- **INSTRUCTIONS TO FOLLOW**: A word-for-word copy of the data is what's wanted; pictures stay out of it.

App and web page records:
__________
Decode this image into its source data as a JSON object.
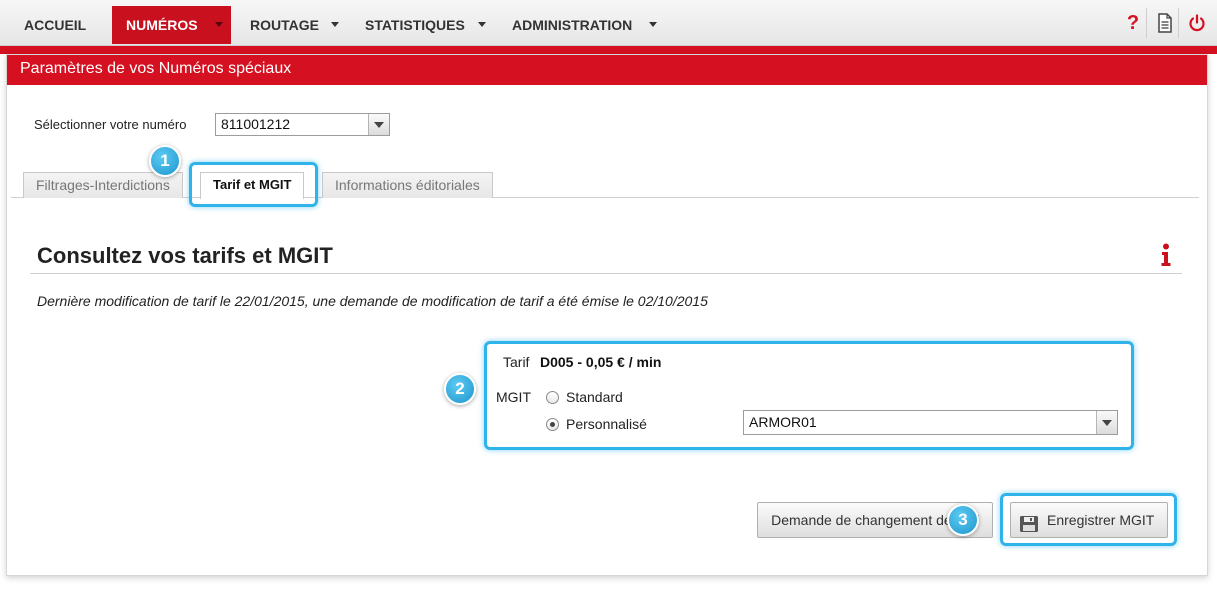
{
  "nav": {
    "items": [
      {
        "label": "ACCUEIL"
      },
      {
        "label": "NUMÉROS"
      },
      {
        "label": "ROUTAGE"
      },
      {
        "label": "STATISTIQUES"
      },
      {
        "label": "ADMINISTRATION"
      }
    ],
    "help_glyph": "?",
    "icons": [
      "help-icon",
      "document-icon",
      "power-icon"
    ]
  },
  "panel": {
    "title": "Paramètres de vos Numéros spéciaux",
    "select_label": "Sélectionner votre numéro",
    "selected_number": "811001212",
    "tabs": [
      {
        "label": "Filtrages-Interdictions"
      },
      {
        "label": "Tarif et MGIT"
      },
      {
        "label": "Informations éditoriales"
      }
    ],
    "active_tab": "Tarif et MGIT",
    "section_title": "Consultez vos tarifs et MGIT",
    "notice": "Dernière modification de tarif le 22/01/2015, une demande de modification de tarif a été émise le 02/10/2015",
    "tarif_label": "Tarif",
    "tarif_value": "D005 - 0,05 € / min",
    "mgit_label": "MGIT",
    "mgit_options": [
      {
        "label": "Standard",
        "checked": false
      },
      {
        "label": "Personnalisé",
        "checked": true
      }
    ],
    "mgit_custom_value": "ARMOR01",
    "buttons": {
      "change_tarif": "Demande de changement de tarif",
      "save_mgit": "Enregistrer MGIT"
    }
  },
  "callouts": [
    "1",
    "2",
    "3"
  ],
  "colors": {
    "brand_red": "#d51020",
    "highlight_blue": "#2fb3e8"
  }
}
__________
- **RESULT FOR THIS EXERCISE**:
Decode this image into its source data as a JSON object.
{
  "nav": {
    "items": [
      {
        "label": "ACCUEIL"
      },
      {
        "label": "NUMÉROS"
      },
      {
        "label": "ROUTAGE"
      },
      {
        "label": "STATISTIQUES"
      },
      {
        "label": "ADMINISTRATION"
      }
    ],
    "help_glyph": "?",
    "icons": [
      "help-icon",
      "document-icon",
      "power-icon"
    ]
  },
  "panel": {
    "title": "Paramètres de vos Numéros spéciaux",
    "select_label": "Sélectionner votre numéro",
    "selected_number": "811001212",
    "tabs": [
      {
        "label": "Filtrages-Interdictions"
      },
      {
        "label": "Tarif et MGIT"
      },
      {
        "label": "Informations éditoriales"
      }
    ],
    "active_tab": "Tarif et MGIT",
    "section_title": "Consultez vos tarifs et MGIT",
    "notice": "Dernière modification de tarif le 22/01/2015, une demande de modification de tarif a été émise le 02/10/2015",
    "tarif_label": "Tarif",
    "tarif_value": "D005 - 0,05 € / min",
    "mgit_label": "MGIT",
    "mgit_options": [
      {
        "label": "Standard",
        "checked": false
      },
      {
        "label": "Personnalisé",
        "checked": true
      }
    ],
    "mgit_custom_value": "ARMOR01",
    "buttons": {
      "change_tarif": "Demande de changement de tarif",
      "save_mgit": "Enregistrer MGIT"
    }
  },
  "callouts": [
    "1",
    "2",
    "3"
  ],
  "colors": {
    "brand_red": "#d51020",
    "highlight_blue": "#2fb3e8"
  }
}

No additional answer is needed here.